See also, reviews by Waldemar Januszczak and Brian Sewell, and watch a short video: Tate Shots: Lowry.
The Tate's exhibition continues until 20 October, the exhibition at The Lowry, Salford until 29 September. Images below come from both shows.
Lowry and the Painting of Modern Life (Tate Britain)
L. S. Lowry,  Industrial Landscape, Wigan, 1925
L. S. Lowry, The Cripples, 1949
L. S. Lowry, Ancoats Hospital Outpatients' Hall, 1952
L. S. Lowry, Industrial Landscape (Ashton-under-Lyne), 1952

L. S. Lowry, Industrial Landscape, 1955
L. S. Lowry, Hillside in Wales, 1962
Unseen Lowry: Paintings and Drawings from LS Lowry’s Home.
L. S. Lowry, Pencil portrait: head of Tom Mallinson
L. S. Lowry,  Painting of the head of a girl
L. S. Lowry, Girl in a miniskirt
L. S. Lowry, Study of a football match
L. S. Lowry, Seascape with black coastline

Thursday, 6 June 2013

Gary Hume - Tate Britain

Gary Hume is at Tate Britain until 1 September 2013.
Gary Hume, Magnolia Door Eleven, 1989
Around 1987/8 Gary Hume made (as I thought then, and do so now) some perfect paintings: the 'Doors'. The large monochrome paintings were modelled on a pair of swing doors with porthole windows in St Bartholomew's Hospital. As recounted by Thomas Lawson in Gary Hume: Door Paintings (2008) Modern Art Oxford: The canvas was divided in half vertically, with a circle and a rectangle floating in each half... The graphic elements are drawn, then filled with colour, layer upon layer of high gloss house paint in those neutral off-whites designed to bring a sense of elegance to domestic interiors... As Hume says: "I found that gloss paint suited me entirely, and its qualities still intrigue me. It's viscous and fluid and feels like a pool. It's highly reflective, which means there are layers of looking." (p6)
Rather brilliantly visitors enter the Tate's exhibition through a pair of giant, pink, Hume doors.
Gary Hume, How To Paint A Door, 2013 (?) - Tate Britain
Hume was, perhaps, trapped for a while by the success of the doors: however, he has since forged a highly distinctive style of glossy paintings which hover between representation and abstraction. The Tate exhibition shows a selection of his work  from the last twenty years.
Read reviews by Waldemar Januszczak, Laura Cumming and Richard Dorment.
Gary Hume, Tony Blackburn, 1994
Gary Hume, Blackbird, 1988
Gary Hume, The Moon, 2009
Gary Hume, The Cradle, 2011
Gary Hume, Anxiety and the Horse. Angela Merkel, 2011
Gary Hume, Red Barn Door, 2009

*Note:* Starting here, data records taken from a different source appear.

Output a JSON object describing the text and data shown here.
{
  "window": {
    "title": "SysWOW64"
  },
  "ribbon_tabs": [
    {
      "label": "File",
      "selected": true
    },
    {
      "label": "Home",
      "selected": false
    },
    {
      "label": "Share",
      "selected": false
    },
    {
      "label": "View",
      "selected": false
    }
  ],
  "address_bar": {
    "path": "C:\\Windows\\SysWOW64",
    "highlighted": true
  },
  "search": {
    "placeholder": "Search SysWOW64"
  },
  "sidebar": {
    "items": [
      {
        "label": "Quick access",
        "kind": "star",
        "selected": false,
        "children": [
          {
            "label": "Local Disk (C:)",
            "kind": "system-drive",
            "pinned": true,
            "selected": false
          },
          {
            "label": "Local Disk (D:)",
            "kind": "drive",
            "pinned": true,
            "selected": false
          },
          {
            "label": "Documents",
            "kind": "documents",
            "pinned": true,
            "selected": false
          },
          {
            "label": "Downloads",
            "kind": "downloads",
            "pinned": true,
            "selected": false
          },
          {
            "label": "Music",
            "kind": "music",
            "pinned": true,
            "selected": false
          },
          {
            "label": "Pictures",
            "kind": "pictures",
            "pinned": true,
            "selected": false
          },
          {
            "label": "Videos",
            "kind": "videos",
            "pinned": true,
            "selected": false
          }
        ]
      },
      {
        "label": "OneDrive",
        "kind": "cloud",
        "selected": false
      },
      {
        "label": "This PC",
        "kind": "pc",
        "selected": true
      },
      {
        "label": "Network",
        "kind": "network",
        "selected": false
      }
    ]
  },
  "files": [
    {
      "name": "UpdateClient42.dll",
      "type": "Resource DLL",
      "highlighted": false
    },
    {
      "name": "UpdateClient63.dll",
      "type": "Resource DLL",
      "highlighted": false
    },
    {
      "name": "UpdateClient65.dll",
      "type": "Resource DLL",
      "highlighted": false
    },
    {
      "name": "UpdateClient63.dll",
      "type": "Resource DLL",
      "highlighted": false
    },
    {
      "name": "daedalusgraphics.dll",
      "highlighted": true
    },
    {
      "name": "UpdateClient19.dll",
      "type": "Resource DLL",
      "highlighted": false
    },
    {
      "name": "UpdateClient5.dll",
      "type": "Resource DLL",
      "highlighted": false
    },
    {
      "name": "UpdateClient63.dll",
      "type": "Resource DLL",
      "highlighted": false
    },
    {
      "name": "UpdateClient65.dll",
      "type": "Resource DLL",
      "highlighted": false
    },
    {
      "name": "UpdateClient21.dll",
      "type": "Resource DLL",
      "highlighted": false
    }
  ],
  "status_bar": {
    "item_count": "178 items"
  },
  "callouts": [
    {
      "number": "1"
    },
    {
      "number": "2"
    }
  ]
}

Patrick Caulfield - Tate Britain

Patrick Caulfield is at Tate Britain until 1 September 2013.
Patrck Caulfield, Café Interior: Afternoon, 1973
I had forgotten what a beguiling and elegant artist Patrick Caulfield was. His precisely composed, precisely drawn, brilliantly coloured paintings mix deceptively, simple outline drawings with flat colour and occasional trompe l'oeil passages of detailed realism. They are mysterious, quiet and beautiful.
Read reviews by Laura Cumming and Richard Dorment, and a memoir of Caulfield by David Hare.

Patrick Caulfield, Portrait of Juan Gris, 1963

Patrick Caulfield, After Lunch, 1975

Patrick Caulfield, Pottery, 1969

Patrick Caulfield, Braque Curtain, 2005

Patrick Caulfield, Foyer, 1973

Patrick Caulfield, Bishops, 2004

Patrick Caulfield, Selected Grapes, 1981
Caulfield died in 2005 (read his obituary by William Feaver) and now rests in Highgate Cemetery in a self-designed tomb which declares in charactersistic, laconic style that he is DEAD!